It’s only during the periods of ratings calm that people remember the disease, and her name is Stephanie McMahon.  In terms of being a horrible booker, she might not be up there with Ole Anderson and Dusty Rhodes just yet.  However, Ole and FatDust had to answer to people above them who didn’t possess one-half of their genome.  Steph has probably done more root damage to wrestling than anyone.  It’s been under her run that WWE blew the most golden opportunity they ever possessed.  She had to have given a thumbs-up to Katie Vick (and we can speculate all we want about whether she’d have done so if Trip hadn’t been involved; it doesn’t matter at this point).  But most of the writers in the IWC are blind to this seemingly-obvious fact because they don’t have the habit of looking at the long-term or remembering recent history.

I blame this tendency on wrestling itself.  We’re all trained to do things like forget about angles when they disappear and aren’t blown off.  We forget about things like one of my favorite topics to bring up, the Immunity Battle Royal.  Would Test have needed his Testicles and My Beautiful and Beloved to get over if they programmed him as an annoying bastard from the moment he won that thing?  Feuds just disappear into nowhere, and we shrug our shoulders and go “Oh, well”.

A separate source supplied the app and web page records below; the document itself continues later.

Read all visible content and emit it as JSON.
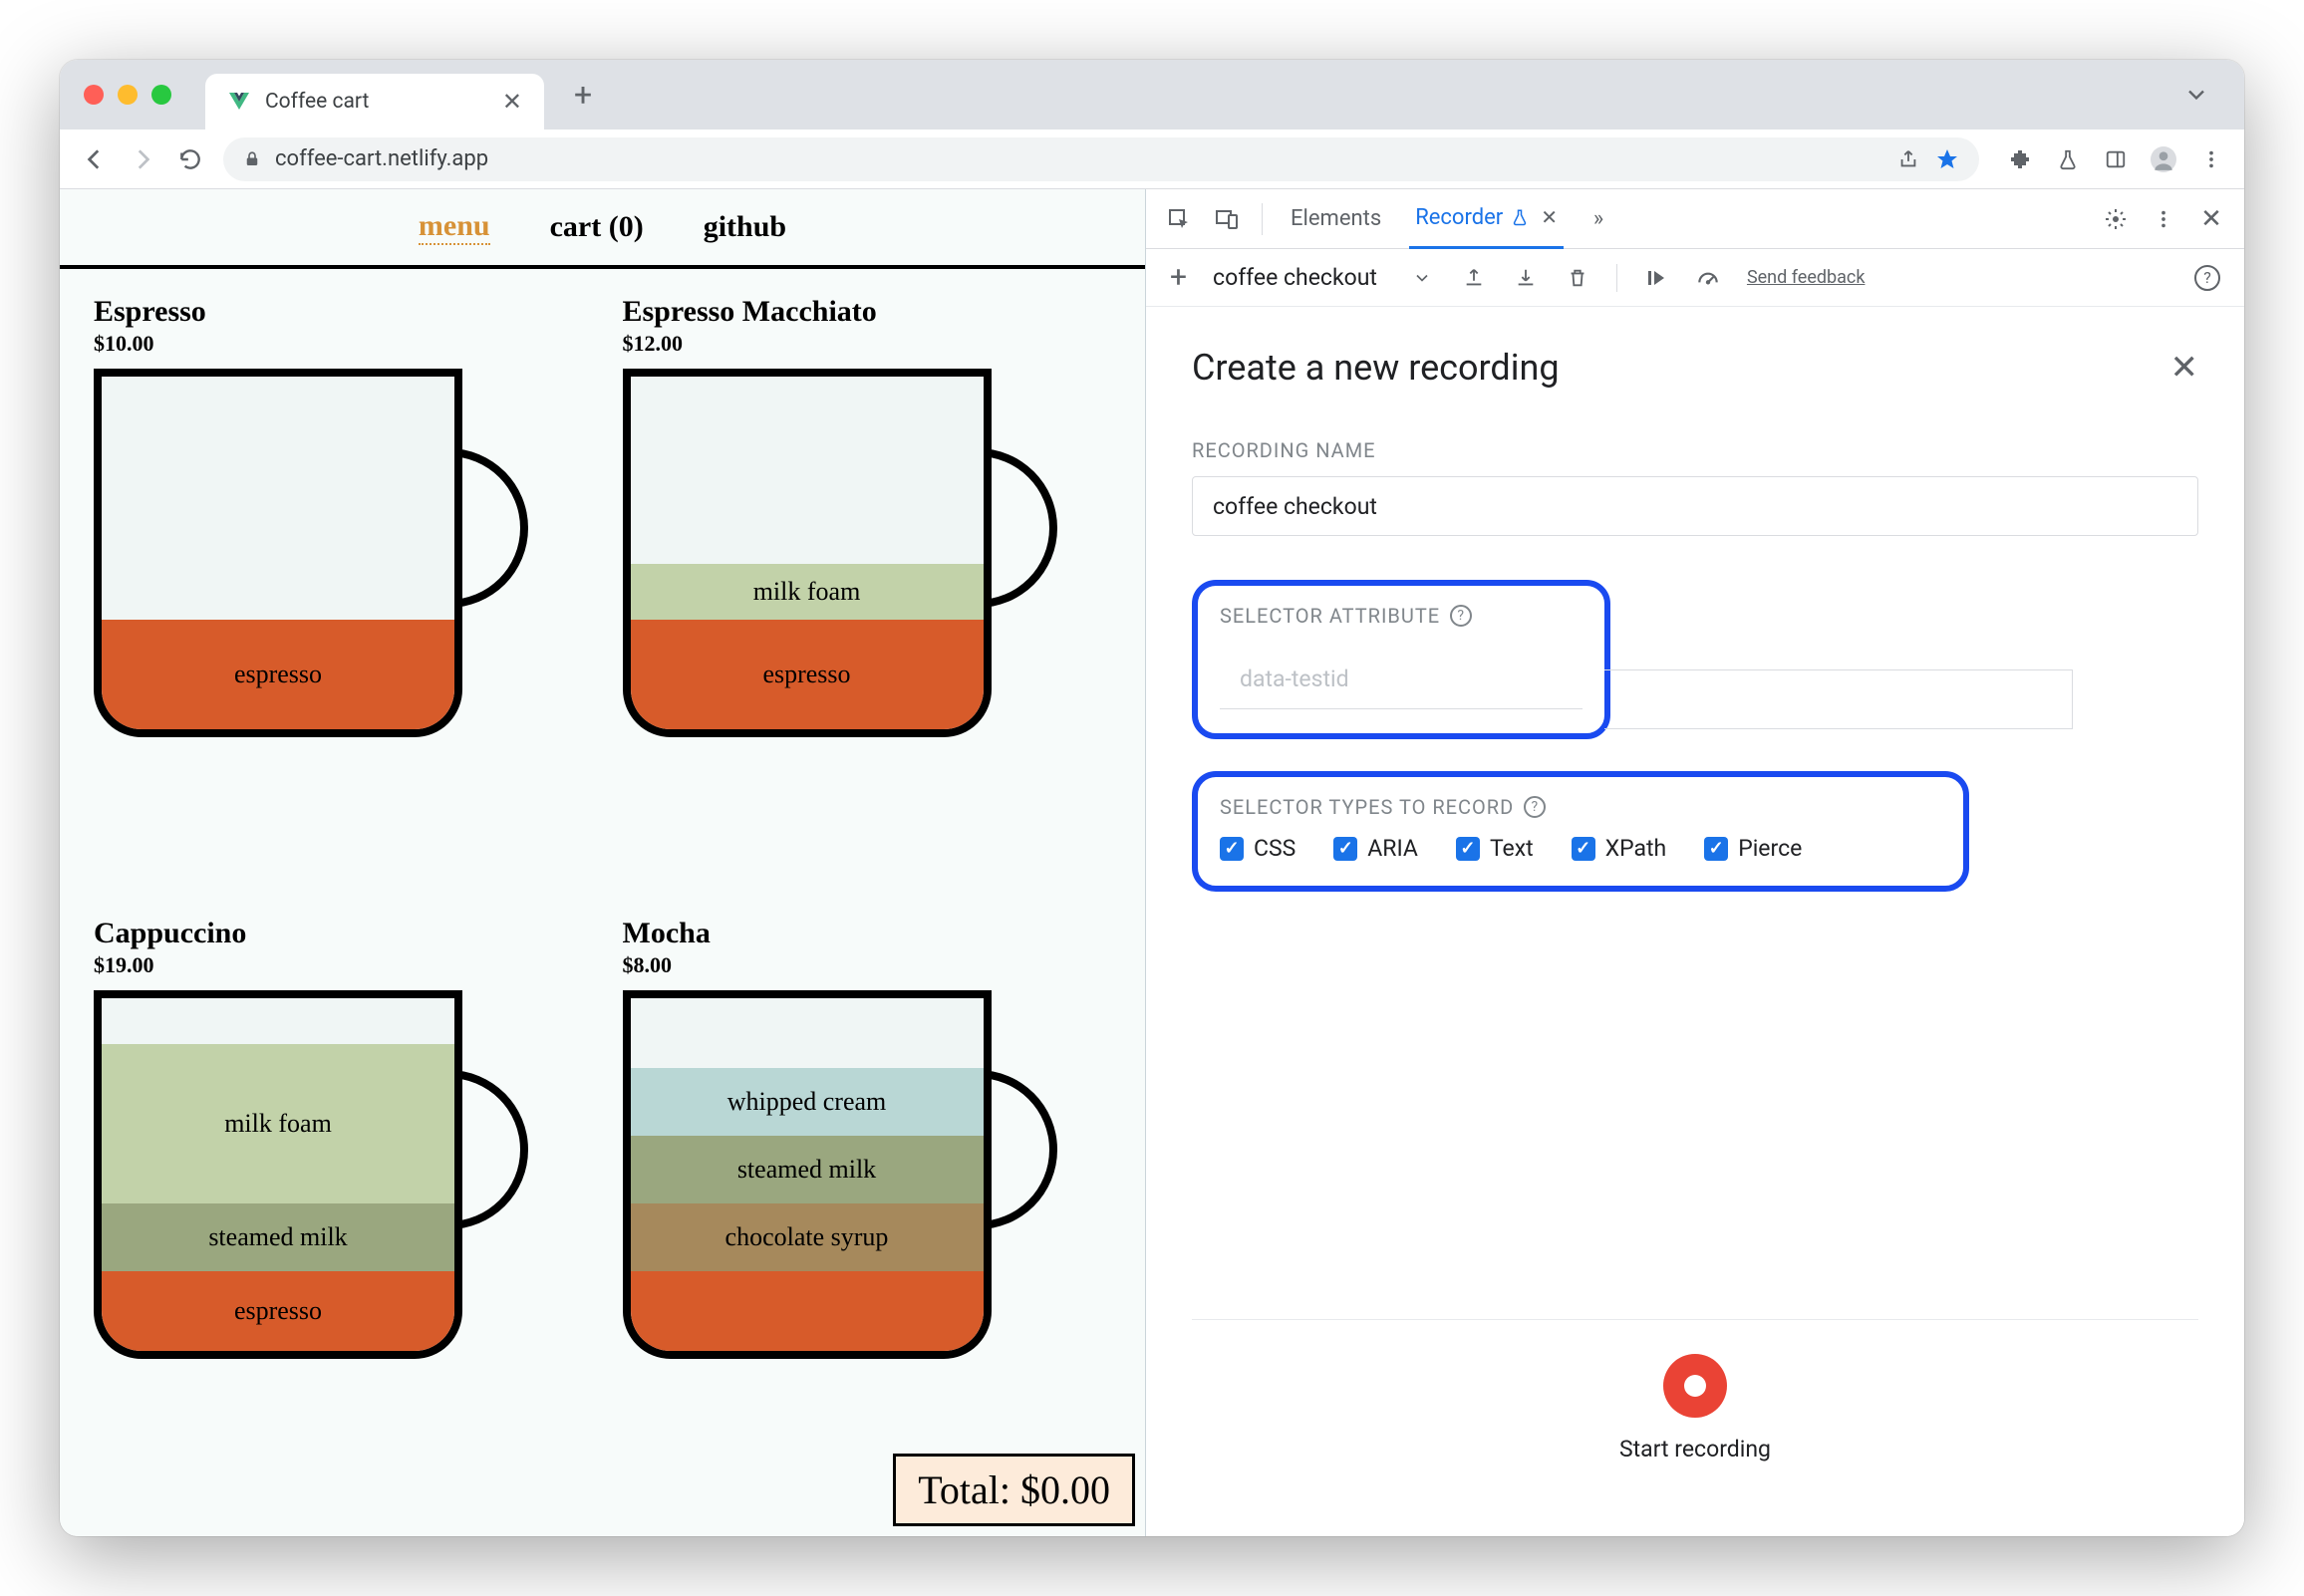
{
  "browser": {
    "tab_title": "Coffee cart",
    "url": "coffee-cart.netlify.app"
  },
  "app": {
    "nav": {
      "menu": "menu",
      "cart": "cart (0)",
      "github": "github"
    },
    "products": [
      {
        "name": "Espresso",
        "price": "$10.00"
      },
      {
        "name": "Espresso Macchiato",
        "price": "$12.00"
      },
      {
        "name": "Cappuccino",
        "price": "$19.00"
      },
      {
        "name": "Mocha",
        "price": "$8.00"
      }
    ],
    "layers": {
      "espresso": "espresso",
      "milkfoam": "milk foam",
      "steamed": "steamed milk",
      "chocolate": "chocolate syrup",
      "whipped": "whipped cream"
    },
    "total": "Total: $0.00"
  },
  "devtools": {
    "tabs": {
      "elements": "Elements",
      "recorder": "Recorder"
    },
    "flow_name": "coffee checkout",
    "feedback": "Send feedback",
    "panel": {
      "title": "Create a new recording",
      "recording_name_label": "RECORDING NAME",
      "recording_name_value": "coffee checkout",
      "selector_attr_label": "SELECTOR ATTRIBUTE",
      "selector_attr_placeholder": "data-testid",
      "selector_types_label": "SELECTOR TYPES TO RECORD",
      "selector_types": [
        "CSS",
        "ARIA",
        "Text",
        "XPath",
        "Pierce"
      ],
      "start_label": "Start recording"
    }
  }
}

The whole point is this:  Steph’s responsible for the disease, but we as fans are responsible for the lack of treatment.  Why is it that what Nason and Gamble are doing is a surprise to the audience at this website?  Nason made a damn good point:  boycotting WWE programming is not equivalent to boycotting wrestling.  There are alternatives if you look for them.  However, in the area of ease and convenience, boycotting WWE programming is to most people like boycotting wrestling right now.  What that means is simple:  the disease has taken root.  How long is it before it becomes terminal?

Oh, that’s enough of me and my soapbox.  Yeah, I’m late for work (incredibly late, in fact), so I’ll give this over to Grut.  Maybe he’ll have a few choice comments about this.  Until next week, have a good one.